The word to look for is "value". Report every line of the entries below that has it.

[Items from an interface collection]
^^^^^^^^
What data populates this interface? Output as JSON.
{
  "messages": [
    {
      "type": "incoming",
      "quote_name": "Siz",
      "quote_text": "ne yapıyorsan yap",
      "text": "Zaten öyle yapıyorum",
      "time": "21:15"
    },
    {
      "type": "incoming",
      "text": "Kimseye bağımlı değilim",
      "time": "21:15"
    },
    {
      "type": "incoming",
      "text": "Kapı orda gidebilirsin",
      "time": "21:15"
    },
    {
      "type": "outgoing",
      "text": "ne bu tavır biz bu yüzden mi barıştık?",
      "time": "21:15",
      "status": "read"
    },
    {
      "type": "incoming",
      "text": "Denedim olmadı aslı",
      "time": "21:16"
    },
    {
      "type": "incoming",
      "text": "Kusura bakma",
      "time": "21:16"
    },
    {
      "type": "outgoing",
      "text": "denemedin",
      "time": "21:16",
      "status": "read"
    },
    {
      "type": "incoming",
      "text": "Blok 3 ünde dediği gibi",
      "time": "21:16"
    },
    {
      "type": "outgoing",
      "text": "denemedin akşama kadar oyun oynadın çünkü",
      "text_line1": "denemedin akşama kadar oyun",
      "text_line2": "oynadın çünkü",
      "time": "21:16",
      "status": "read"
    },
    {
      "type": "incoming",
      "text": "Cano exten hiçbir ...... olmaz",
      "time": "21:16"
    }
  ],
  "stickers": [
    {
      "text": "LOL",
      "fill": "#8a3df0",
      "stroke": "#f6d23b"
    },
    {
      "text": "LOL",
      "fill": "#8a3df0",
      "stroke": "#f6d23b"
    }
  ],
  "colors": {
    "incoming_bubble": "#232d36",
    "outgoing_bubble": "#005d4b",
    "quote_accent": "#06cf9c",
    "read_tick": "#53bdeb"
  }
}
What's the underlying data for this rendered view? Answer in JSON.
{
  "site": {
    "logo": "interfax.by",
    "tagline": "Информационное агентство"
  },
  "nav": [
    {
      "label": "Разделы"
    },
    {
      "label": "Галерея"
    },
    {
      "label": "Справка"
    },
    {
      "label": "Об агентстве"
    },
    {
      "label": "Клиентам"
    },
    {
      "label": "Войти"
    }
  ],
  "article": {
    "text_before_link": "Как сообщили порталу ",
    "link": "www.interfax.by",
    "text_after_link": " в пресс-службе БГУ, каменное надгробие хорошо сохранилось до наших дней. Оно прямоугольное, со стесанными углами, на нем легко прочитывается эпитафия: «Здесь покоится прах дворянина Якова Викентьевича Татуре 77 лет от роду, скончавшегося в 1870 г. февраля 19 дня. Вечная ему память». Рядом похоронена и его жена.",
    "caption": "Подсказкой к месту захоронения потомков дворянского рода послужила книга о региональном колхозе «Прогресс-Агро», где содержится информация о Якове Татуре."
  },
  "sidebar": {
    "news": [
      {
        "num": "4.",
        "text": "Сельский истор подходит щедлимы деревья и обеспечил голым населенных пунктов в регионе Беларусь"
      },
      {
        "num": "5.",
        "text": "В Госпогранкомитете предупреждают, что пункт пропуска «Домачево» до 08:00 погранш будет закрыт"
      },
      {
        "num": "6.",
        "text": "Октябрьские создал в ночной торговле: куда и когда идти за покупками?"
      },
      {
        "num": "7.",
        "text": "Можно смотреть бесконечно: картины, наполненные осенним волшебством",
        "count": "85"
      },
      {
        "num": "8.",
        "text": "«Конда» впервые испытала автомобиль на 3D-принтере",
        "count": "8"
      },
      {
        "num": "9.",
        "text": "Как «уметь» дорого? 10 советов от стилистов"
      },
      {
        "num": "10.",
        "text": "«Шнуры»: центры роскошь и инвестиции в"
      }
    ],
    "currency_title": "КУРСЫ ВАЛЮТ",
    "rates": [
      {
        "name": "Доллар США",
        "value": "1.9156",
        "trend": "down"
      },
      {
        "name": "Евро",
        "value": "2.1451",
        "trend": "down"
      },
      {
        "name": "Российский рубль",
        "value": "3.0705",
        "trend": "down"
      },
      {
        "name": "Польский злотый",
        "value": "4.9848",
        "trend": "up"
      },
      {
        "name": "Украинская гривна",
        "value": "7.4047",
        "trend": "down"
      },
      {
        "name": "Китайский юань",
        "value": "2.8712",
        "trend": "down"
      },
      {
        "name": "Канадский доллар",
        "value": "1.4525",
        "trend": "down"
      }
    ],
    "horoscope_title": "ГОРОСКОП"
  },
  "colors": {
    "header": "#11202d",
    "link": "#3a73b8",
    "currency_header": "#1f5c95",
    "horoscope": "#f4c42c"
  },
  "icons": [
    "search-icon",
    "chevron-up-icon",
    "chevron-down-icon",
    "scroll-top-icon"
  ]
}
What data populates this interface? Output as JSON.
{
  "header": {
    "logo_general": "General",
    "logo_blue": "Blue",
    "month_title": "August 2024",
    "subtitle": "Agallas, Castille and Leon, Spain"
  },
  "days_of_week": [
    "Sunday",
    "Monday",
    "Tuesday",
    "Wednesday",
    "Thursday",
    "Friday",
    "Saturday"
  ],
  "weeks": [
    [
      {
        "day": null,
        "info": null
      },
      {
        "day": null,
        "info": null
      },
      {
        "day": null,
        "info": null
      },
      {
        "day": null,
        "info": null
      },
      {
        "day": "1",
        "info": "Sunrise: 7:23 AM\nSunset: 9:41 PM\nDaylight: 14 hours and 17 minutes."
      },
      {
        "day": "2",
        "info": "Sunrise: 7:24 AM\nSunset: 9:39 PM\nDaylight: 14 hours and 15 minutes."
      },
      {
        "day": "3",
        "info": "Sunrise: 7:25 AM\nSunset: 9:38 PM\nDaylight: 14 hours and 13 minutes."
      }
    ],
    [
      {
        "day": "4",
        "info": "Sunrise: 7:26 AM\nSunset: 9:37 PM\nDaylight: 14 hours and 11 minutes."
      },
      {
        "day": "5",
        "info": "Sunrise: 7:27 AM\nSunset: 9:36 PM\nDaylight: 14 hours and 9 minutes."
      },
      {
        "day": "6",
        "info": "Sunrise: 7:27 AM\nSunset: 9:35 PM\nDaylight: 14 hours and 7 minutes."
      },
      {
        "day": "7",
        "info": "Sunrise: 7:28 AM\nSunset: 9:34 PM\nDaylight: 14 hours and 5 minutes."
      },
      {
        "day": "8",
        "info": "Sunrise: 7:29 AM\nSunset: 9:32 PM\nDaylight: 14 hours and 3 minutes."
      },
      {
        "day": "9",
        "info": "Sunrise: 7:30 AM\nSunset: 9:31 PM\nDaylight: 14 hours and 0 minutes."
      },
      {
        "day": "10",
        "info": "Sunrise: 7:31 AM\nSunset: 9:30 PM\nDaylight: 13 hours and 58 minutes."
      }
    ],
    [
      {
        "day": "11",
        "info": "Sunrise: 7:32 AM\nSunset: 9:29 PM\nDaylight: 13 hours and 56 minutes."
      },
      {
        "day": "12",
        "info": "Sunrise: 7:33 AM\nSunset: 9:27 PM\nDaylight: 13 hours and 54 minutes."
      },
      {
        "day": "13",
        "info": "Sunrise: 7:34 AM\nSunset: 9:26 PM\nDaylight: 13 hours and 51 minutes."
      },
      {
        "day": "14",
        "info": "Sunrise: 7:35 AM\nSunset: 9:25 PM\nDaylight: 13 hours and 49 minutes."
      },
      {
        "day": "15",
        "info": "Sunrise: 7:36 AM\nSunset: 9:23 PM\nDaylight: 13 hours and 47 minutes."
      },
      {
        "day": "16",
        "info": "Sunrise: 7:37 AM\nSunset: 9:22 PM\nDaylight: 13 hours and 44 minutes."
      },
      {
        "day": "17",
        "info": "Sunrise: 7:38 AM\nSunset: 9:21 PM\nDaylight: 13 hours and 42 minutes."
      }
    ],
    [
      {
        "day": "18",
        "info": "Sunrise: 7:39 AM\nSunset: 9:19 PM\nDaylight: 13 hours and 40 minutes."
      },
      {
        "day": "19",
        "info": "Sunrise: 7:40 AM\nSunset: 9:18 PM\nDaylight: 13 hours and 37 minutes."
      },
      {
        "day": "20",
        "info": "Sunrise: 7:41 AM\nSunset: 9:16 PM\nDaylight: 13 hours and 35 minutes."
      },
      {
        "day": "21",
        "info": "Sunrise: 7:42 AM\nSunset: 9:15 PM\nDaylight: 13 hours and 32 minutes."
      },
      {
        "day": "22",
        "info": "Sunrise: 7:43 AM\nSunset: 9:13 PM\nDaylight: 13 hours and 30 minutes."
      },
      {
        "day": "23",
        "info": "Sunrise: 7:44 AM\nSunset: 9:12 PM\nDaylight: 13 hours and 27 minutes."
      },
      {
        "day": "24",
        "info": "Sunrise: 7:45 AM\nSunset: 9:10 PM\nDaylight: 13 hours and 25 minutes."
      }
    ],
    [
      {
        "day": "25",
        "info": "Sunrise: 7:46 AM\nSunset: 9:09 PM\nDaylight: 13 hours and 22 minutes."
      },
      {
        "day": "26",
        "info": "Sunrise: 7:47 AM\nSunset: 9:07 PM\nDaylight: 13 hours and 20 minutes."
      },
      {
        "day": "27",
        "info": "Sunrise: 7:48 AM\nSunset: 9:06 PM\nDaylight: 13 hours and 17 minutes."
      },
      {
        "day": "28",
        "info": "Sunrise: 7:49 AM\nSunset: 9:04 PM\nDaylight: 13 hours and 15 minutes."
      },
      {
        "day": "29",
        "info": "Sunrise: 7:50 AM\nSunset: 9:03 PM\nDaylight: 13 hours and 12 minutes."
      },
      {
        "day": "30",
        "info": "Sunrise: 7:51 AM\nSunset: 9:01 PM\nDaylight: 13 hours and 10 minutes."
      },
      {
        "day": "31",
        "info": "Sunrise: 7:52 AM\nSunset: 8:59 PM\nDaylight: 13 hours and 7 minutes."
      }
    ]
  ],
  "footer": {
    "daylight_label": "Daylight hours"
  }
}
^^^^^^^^
**The completed task**
        "value": "1.9156",
        "value": "2.1451",
        "value": "3.0705",
        "value": "4.9848",
        "value": "7.4047",
        "value": "2.8712",
        "value": "1.4525",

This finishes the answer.